Virtual meetings derail quickly when a pet pops up on the screen. One second you’re giving your status report, and the next second, no one is listing because they are cooing over the cuteness that just entered the meeting. It happens all the time, which is probably why they don’t allow us to bring our pets to work; no one would get anything done. To avoid this interruption and help make it easier for participants to listen to you, don’t allow your pets into your meeting space. At the very least, ensure that they won’t be making a surprise appearance if they do enter the room.
Virtual Meeting Tips for Communicating
1. Arrive early
It is common practice for the host to open the meeting room 5 to 10 minutes ahead of the start time. Arriving early allows you to settle in, adjust your camera settings and backgrounds, test your audio and identify any technical problems. Arriving early also provides you with an opportunity to chat with everyone, just like you would in person. If you arrive late to a virtual meeting, do it quietly without interrupting the meeting’s flow. If required, the meeting’s moderator will announce your arrival when it is appropriate to do so.
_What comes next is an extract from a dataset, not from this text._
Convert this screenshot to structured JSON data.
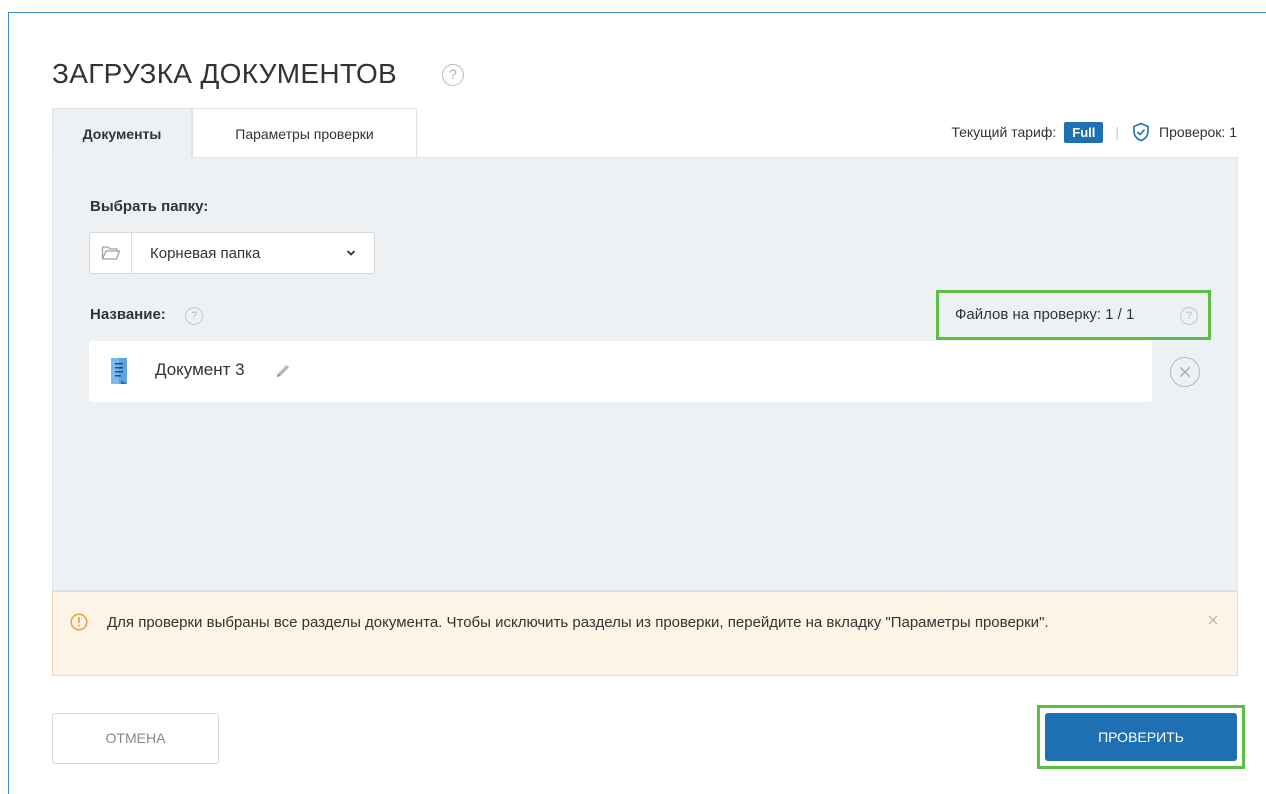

2. Body language says a lot
Unless you are speaking, it is good practice to mute your microphone to avoid capturing unwanted background noise and disrupting the meeting. Unfortunately, doing this eliminates the usual minor banter that is communicated when your audience is engaged with what you are saying. When combined with an audience of people staring off-screen, it can make it appear as if you are talking to yourself.
To work past this and show that you are engaged in the meeting, be present in the meeting, stay focused on the screen, nod your head in agreement, smile when something wonderful or funny is said, be comfortable, but don’t be so comfortable that it appears you may fall asleep.
3. Knowing when to talk
Many of us have difficulty finding the moment to speak. It’s not that we don’t have things to say; we simply don’t want to interrupt someone else. Knowing when to talk gets increasingly difficult as the number of people in the meeting grows. If you are a meeting moderator, you can choose to call on people one at a time to contribute, ensuring that everyone is provided with the opportunity to share. As a participant, you can raise your hand and turn your microphone on to signal to the group that you would like to say something. You can also use the built-in chat features to share your information, ask questions, or let the moderator know you would like to contribute to the conversation.
Where do you look?
When we speak with people, we look them in the eye, and most of us have developed the habit of doing the same on the computer screen. While we feel like we are paying attention and looking people in the eye, we actually aren’t. When we are in virtual meetings, the key is to speak to the camera lens, which is easier said than done. If you want to improve your virtual meeting skills, practice this one until it becomes familiar to you. Mastering this skill will showcase your confidence and visually indicate that you are actively engaged in the meeting.